Using a masking process, boron ions are implanted to form a P- type body 49. Drive in of these ions may be performed next or in conjunction with later heating steps. In one embodiment, P-type body 49 has an impurity doping concentration on the order of 4e17 ions/cm3. However, concentration may vary considerably depending upon the desired transistor characteristics. The resulting structure is shown in FIG. 5.

Turning to FIG. 6, sidewall spacers 59a and 59b are then formed on the sidewalls of the polysilicon gate 46. The sidewall spacers 59a and 59b are formed using conventional CMOS processes comprising the steps of chemical vapor deposition of a material followed by a reactive ion etching step. The sidewall spacers 59a and 59b may be formed from any suitable material such as silicon oxide, silicon nitride, or polysilicon. It can be appreciated by those skilled in the art that if polysilicon is used as the sidewall spacer material, then a liner oxide layer must first be formed over the gate 46 and N- epitaxial layer 42 for insulation purposes. Polysilicon, although requiring this additional step, is generally easier to etch than nitride or oxide. In the preferred embodiment, the sidewall spacers are approximately 2000 angstroms wide.

After the sidewall spacers have been formed, a photoresist mask 101 is deposited and developed as shown in FIG. 7. The photoresist mask 101 includes openings for the formation of the source 52 and drain 54. Next, ion implantation of arsenic ions is performed with an implant dosage of 4-7e15 ions/cm2. After drive-in through later heating cycles, the source 52 and drain 54 are as illustrated in FIG. 7.

Next, turning to FIG. 8, the source side sidewall spacer 59b is removed using conventional techniques. For example, a further etching may be performed using the photoresist layer 101 as a mask. The photoresist mask 101 is then stripped and a second photoresist mask 103 is deposited and developed as shown in FIG. 8.

Next, a self-aligned ion implantation is performed to form the lightly doped N- drift region 51. The lightly doped N- drift region 51 extends from the drain 54 to the edge of the sidewall spacer 59b. Additionally, a lightly doped region 55 is formed between the source 52 and the polysilicon gate 46. The implantation to form regions 51 and 55 may be performed using either phosphorous or arsenic ions at a dosage of 6e13 to 1e14 ions/cm2. After the implantation, the second photoresist mask 103 is removed.

Next, a P+ body contact 48 is then formed in the body 49 using conventional masking and ion implantation.
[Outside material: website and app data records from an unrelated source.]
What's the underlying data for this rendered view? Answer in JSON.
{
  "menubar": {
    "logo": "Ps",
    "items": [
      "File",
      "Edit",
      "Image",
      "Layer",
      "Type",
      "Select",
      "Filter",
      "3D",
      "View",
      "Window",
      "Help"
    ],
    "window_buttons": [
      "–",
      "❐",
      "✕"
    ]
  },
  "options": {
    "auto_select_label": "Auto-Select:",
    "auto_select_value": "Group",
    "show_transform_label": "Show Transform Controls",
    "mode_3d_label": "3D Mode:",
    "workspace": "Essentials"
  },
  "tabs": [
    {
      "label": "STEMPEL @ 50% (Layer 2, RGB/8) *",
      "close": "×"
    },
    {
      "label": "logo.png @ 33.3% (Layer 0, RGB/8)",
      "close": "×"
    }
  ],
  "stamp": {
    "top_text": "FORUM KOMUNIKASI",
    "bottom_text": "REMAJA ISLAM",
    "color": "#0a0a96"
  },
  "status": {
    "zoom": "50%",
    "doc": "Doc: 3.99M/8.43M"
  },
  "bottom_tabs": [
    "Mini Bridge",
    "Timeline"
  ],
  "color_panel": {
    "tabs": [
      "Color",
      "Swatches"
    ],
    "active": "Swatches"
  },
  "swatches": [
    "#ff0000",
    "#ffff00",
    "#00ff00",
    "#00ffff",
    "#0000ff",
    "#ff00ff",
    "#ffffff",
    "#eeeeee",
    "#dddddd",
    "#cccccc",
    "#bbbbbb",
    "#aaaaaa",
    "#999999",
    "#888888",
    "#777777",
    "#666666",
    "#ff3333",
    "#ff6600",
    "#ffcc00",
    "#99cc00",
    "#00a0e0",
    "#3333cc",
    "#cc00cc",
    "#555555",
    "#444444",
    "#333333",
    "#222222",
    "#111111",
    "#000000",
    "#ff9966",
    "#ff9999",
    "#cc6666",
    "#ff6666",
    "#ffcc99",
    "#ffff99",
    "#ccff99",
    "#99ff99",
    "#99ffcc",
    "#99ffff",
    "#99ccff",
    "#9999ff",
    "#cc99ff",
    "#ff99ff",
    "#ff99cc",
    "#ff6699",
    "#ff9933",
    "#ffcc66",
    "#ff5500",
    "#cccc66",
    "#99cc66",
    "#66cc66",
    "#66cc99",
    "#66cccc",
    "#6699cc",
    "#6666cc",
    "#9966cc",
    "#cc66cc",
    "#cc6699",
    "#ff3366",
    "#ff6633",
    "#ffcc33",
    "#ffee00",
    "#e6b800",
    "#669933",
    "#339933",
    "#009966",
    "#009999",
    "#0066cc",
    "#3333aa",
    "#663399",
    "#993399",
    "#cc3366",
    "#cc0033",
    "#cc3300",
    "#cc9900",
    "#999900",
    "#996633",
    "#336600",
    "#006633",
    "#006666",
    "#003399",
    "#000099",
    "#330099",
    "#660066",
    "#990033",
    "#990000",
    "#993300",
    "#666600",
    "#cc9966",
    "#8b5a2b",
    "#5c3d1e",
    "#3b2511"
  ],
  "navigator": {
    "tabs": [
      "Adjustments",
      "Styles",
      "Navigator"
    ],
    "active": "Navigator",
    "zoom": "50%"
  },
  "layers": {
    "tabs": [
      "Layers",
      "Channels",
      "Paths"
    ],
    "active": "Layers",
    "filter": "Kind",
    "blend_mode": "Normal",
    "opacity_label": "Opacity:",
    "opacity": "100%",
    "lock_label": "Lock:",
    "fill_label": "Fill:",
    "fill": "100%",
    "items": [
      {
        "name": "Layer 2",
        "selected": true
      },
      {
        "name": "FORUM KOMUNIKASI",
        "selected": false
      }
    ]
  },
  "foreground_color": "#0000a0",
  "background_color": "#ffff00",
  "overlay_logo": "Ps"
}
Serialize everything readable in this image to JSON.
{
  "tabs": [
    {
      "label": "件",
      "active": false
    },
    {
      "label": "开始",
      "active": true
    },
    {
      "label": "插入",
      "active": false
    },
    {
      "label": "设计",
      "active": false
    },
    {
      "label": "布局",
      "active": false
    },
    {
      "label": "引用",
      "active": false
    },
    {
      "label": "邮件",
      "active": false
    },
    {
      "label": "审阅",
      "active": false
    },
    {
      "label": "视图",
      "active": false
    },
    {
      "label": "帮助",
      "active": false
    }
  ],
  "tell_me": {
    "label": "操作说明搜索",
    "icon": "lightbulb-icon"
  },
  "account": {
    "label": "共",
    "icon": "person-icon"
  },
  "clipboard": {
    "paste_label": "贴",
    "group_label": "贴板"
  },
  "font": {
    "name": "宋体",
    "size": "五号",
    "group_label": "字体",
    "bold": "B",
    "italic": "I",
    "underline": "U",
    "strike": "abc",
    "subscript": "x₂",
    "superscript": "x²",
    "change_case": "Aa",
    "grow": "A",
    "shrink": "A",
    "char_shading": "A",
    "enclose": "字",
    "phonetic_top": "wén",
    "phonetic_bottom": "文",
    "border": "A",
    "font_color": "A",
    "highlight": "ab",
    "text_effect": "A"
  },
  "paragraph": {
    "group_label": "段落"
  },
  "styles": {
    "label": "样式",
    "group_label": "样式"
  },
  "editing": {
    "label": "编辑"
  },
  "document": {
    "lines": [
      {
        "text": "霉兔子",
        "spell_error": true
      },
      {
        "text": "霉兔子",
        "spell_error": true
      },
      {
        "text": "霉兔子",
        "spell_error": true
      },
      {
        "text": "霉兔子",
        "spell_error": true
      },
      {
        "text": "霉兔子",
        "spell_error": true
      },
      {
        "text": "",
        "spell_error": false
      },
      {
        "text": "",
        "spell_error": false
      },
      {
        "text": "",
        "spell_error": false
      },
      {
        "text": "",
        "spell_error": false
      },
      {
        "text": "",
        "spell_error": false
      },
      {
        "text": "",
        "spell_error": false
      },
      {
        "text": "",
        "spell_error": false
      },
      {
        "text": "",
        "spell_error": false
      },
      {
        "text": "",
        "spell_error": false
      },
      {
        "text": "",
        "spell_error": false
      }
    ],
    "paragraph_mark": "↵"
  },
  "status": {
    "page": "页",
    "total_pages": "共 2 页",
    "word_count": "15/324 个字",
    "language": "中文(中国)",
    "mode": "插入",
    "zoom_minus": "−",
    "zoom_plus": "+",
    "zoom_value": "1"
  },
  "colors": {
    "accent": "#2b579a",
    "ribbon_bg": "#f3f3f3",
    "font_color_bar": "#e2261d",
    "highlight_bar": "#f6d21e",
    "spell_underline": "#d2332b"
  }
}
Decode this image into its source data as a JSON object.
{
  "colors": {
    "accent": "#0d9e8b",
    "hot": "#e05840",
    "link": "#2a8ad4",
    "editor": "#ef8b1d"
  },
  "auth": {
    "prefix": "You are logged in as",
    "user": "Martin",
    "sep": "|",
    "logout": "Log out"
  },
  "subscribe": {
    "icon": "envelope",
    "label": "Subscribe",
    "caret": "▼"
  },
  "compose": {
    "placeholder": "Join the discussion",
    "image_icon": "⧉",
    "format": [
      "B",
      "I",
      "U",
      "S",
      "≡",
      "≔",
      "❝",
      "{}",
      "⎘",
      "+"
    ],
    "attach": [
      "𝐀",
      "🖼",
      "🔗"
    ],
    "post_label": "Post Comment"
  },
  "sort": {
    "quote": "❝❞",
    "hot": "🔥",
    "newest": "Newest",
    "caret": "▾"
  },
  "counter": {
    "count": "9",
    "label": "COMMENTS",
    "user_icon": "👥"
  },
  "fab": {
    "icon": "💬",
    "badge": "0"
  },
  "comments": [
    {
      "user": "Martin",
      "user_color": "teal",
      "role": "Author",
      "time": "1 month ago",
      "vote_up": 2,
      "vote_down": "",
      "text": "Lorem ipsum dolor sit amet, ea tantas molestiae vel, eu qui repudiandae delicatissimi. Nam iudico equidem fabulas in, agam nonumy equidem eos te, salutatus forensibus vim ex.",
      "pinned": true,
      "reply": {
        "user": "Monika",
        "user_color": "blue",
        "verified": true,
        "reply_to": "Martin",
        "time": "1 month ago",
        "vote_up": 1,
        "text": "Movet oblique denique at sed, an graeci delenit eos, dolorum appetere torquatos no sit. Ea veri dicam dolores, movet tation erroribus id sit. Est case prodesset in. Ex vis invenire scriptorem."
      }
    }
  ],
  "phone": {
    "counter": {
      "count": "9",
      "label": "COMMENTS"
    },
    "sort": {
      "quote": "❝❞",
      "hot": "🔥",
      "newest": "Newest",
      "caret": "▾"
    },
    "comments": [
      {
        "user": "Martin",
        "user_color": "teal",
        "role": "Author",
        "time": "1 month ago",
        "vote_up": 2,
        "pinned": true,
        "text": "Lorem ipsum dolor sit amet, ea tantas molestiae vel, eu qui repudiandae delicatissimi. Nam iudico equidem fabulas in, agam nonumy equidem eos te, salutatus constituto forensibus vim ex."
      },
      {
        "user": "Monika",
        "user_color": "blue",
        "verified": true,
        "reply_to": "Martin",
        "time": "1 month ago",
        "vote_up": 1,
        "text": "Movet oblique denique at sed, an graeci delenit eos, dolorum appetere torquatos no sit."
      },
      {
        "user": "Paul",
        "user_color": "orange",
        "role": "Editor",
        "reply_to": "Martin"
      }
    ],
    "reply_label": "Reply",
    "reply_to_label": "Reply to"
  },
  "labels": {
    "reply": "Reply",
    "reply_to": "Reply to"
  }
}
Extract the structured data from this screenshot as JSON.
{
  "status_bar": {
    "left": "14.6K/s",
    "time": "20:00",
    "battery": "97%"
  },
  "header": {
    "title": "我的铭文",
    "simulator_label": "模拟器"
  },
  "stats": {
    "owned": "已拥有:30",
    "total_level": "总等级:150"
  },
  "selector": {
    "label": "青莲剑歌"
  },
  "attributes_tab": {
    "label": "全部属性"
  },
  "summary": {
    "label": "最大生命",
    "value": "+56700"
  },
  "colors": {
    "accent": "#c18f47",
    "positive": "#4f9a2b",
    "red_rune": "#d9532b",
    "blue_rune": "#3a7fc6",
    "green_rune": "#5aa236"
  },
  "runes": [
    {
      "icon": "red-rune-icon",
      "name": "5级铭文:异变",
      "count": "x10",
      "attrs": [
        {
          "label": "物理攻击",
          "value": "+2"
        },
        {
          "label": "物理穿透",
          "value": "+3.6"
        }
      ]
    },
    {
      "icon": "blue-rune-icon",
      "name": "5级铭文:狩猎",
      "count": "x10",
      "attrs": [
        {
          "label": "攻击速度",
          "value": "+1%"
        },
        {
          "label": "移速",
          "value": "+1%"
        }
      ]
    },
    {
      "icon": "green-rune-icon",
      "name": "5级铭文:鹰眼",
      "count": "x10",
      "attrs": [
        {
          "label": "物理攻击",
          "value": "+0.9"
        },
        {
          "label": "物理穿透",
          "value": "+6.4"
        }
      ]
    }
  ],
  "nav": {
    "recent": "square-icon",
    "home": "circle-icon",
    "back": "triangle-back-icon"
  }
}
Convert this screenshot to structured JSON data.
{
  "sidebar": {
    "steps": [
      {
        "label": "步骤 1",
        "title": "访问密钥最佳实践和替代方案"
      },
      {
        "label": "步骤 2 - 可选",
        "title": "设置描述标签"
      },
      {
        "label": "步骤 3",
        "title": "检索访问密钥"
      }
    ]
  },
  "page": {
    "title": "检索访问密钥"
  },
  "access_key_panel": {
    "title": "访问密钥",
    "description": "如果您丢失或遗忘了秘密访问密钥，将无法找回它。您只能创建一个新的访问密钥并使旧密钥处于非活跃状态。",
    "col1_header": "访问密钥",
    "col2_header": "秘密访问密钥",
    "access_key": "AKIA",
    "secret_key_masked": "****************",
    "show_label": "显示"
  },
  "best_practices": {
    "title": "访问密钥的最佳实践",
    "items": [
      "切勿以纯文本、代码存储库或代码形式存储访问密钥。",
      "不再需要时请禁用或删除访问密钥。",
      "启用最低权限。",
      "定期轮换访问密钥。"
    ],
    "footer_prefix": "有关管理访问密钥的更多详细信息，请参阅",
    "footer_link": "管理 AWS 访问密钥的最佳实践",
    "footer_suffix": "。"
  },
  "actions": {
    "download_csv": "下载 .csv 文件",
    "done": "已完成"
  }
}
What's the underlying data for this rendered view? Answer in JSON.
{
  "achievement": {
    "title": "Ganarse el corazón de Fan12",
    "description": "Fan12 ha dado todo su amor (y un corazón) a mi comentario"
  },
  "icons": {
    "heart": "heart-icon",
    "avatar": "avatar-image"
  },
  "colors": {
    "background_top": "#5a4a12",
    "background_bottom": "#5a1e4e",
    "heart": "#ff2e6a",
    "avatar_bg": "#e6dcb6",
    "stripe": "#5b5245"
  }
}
Metal contacts to the source 52 and drain 54 regions are then formed to complete the transistor. The resulting structure is shown in FIG. 2.

Prior to the formation of the metal contacts, to optionally reduce the resistivity at the surface of the source 52 and drain 54, a layer of oxide may be deposited over the surface of the wafer and then etched back to expose the surface of the source 32 and drain 34. A salicide is then formed on the exposed surfaces of these silicon regions (source 52 and drain 54) by sputtering or evaporating a thin layer of a refractory metal and then heating the wafer to react the metal with the silicon to form a salicide.

In an alternative embodiment shown in FIG. 9, the sidewall spacer 59b is removed prior to the formation of the source region 52. This results in a source region 52 that extends at least to the edge of the polysilicon gate 46.

While the preferred embodiment of the invention has been illustrated and described, it will be appreciated that various changes can be made therein without departing from the spirit and scope of the invention.